- _Exercise requirements_:
Restate all of the entries verbatim.

- _Data for the task_:
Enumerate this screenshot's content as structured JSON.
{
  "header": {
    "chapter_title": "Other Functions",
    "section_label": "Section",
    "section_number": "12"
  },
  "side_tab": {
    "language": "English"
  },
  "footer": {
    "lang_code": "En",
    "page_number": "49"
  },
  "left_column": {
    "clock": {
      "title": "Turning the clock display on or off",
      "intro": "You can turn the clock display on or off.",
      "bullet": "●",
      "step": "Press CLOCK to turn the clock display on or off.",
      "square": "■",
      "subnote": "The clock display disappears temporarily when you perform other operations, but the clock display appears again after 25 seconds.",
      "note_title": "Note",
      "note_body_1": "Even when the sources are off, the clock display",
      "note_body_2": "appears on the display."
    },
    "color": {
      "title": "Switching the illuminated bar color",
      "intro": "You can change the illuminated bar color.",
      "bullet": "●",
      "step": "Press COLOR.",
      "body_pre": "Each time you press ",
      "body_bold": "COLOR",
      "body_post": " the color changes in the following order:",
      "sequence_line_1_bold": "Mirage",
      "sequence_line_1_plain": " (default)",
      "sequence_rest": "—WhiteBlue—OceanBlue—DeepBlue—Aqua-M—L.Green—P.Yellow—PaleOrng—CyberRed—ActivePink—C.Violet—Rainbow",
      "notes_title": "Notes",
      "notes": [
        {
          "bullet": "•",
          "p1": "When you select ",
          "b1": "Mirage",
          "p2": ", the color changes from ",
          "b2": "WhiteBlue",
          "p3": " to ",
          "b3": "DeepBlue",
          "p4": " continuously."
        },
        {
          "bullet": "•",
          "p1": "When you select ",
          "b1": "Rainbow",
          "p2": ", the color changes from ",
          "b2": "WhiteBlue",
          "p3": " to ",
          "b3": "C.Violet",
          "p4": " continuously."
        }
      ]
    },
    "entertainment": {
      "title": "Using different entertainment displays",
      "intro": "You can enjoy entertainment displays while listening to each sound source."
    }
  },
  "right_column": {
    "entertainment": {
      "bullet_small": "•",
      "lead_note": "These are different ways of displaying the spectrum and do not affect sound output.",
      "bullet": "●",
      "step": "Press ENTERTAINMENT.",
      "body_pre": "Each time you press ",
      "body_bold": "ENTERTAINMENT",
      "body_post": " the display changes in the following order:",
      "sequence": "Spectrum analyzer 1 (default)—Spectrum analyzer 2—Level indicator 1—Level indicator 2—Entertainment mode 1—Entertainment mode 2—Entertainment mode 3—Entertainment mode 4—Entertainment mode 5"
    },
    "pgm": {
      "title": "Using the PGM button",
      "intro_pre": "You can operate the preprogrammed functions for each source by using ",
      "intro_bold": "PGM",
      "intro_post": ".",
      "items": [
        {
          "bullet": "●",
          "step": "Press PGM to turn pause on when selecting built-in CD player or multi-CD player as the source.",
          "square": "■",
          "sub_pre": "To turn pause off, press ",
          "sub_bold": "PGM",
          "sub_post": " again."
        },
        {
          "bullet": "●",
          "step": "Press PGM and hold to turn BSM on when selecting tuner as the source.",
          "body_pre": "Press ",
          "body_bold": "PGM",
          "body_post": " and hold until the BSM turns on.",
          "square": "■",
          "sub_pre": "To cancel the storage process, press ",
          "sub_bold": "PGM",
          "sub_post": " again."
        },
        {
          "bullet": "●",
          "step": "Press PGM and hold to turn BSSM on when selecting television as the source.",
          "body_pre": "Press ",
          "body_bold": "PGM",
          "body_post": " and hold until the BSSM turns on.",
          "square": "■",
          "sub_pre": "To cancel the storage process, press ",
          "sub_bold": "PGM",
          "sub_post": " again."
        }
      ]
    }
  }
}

- _Reply_:
Enumerate this screenshot's content as structured JSON.
{
  "header": {
    "chapter_title": "Other Functions",
    "section_label": "Section",
    "section_number": "12"
  },
  "side_tab": {
    "language": "English"
  },
  "footer": {
    "lang_code": "En",
    "page_number": "49"
  },
  "left_column": {
    "clock": {
      "title": "Turning the clock display on or off",
      "intro": "You can turn the clock display on or off.",
      "bullet": "●",
      "step": "Press CLOCK to turn the clock display on or off.",
      "square": "■",
      "subnote": "The clock display disappears temporarily when you perform other operations, but the clock display appears again after 25 seconds.",
      "note_title": "Note",
      "note_body_1": "Even when the sources are off, the clock display",
      "note_body_2": "appears on the display."
    },
    "color": {
      "title": "Switching the illuminated bar color",
      "intro": "You can change the illuminated bar color.",
      "bullet": "●",
      "step": "Press COLOR.",
      "body_pre": "Each time you press ",
      "body_bold": "COLOR",
      "body_post": " the color changes in the following order:",
      "sequence_line_1_bold": "Mirage",
      "sequence_line_1_plain": " (default)",
      "sequence_rest": "—WhiteBlue—OceanBlue—DeepBlue—Aqua-M—L.Green—P.Yellow—PaleOrng—CyberRed—ActivePink—C.Violet—Rainbow",
      "notes_title": "Notes",
      "notes": [
        {
          "bullet": "•",
          "p1": "When you select ",
          "b1": "Mirage",
          "p2": ", the color changes from ",
          "b2": "WhiteBlue",
          "p3": " to ",
          "b3": "DeepBlue",
          "p4": " continuously."
        },
        {
          "bullet": "•",
          "p1": "When you select ",
          "b1": "Rainbow",
          "p2": ", the color changes from ",
          "b2": "WhiteBlue",
          "p3": " to ",
          "b3": "C.Violet",
          "p4": " continuously."
        }
      ]
    },
    "entertainment": {
      "title": "Using different entertainment displays",
      "intro": "You can enjoy entertainment displays while listening to each sound source."
    }
  },
  "right_column": {
    "entertainment": {
      "bullet_small": "•",
      "lead_note": "These are different ways of displaying the spectrum and do not affect sound output.",
      "bullet": "●",
      "step": "Press ENTERTAINMENT.",
      "body_pre": "Each time you press ",
      "body_bold": "ENTERTAINMENT",
      "body_post": " the display changes in the following order:",
      "sequence": "Spectrum analyzer 1 (default)—Spectrum analyzer 2—Level indicator 1—Level indicator 2—Entertainment mode 1—Entertainment mode 2—Entertainment mode 3—Entertainment mode 4—Entertainment mode 5"
    },
    "pgm": {
      "title": "Using the PGM button",
      "intro_pre": "You can operate the preprogrammed functions for each source by using ",
      "intro_bold": "PGM",
      "intro_post": ".",
      "items": [
        {
          "bullet": "●",
          "step": "Press PGM to turn pause on when selecting built-in CD player or multi-CD player as the source.",
          "square": "■",
          "sub_pre": "To turn pause off, press ",
          "sub_bold": "PGM",
          "sub_post": " again."
        },
        {
          "bullet": "●",
          "step": "Press PGM and hold to turn BSM on when selecting tuner as the source.",
          "body_pre": "Press ",
          "body_bold": "PGM",
          "body_post": " and hold until the BSM turns on.",
          "square": "■",
          "sub_pre": "To cancel the storage process, press ",
          "sub_bold": "PGM",
          "sub_post": " again."
        },
        {
          "bullet": "●",
          "step": "Press PGM and hold to turn BSSM on when selecting television as the source.",
          "body_pre": "Press ",
          "body_bold": "PGM",
          "body_post": " and hold until the BSSM turns on.",
          "square": "■",
          "sub_pre": "To cancel the storage process, press ",
          "sub_bold": "PGM",
          "sub_post": " again."
        }
      ]
    }
  }
}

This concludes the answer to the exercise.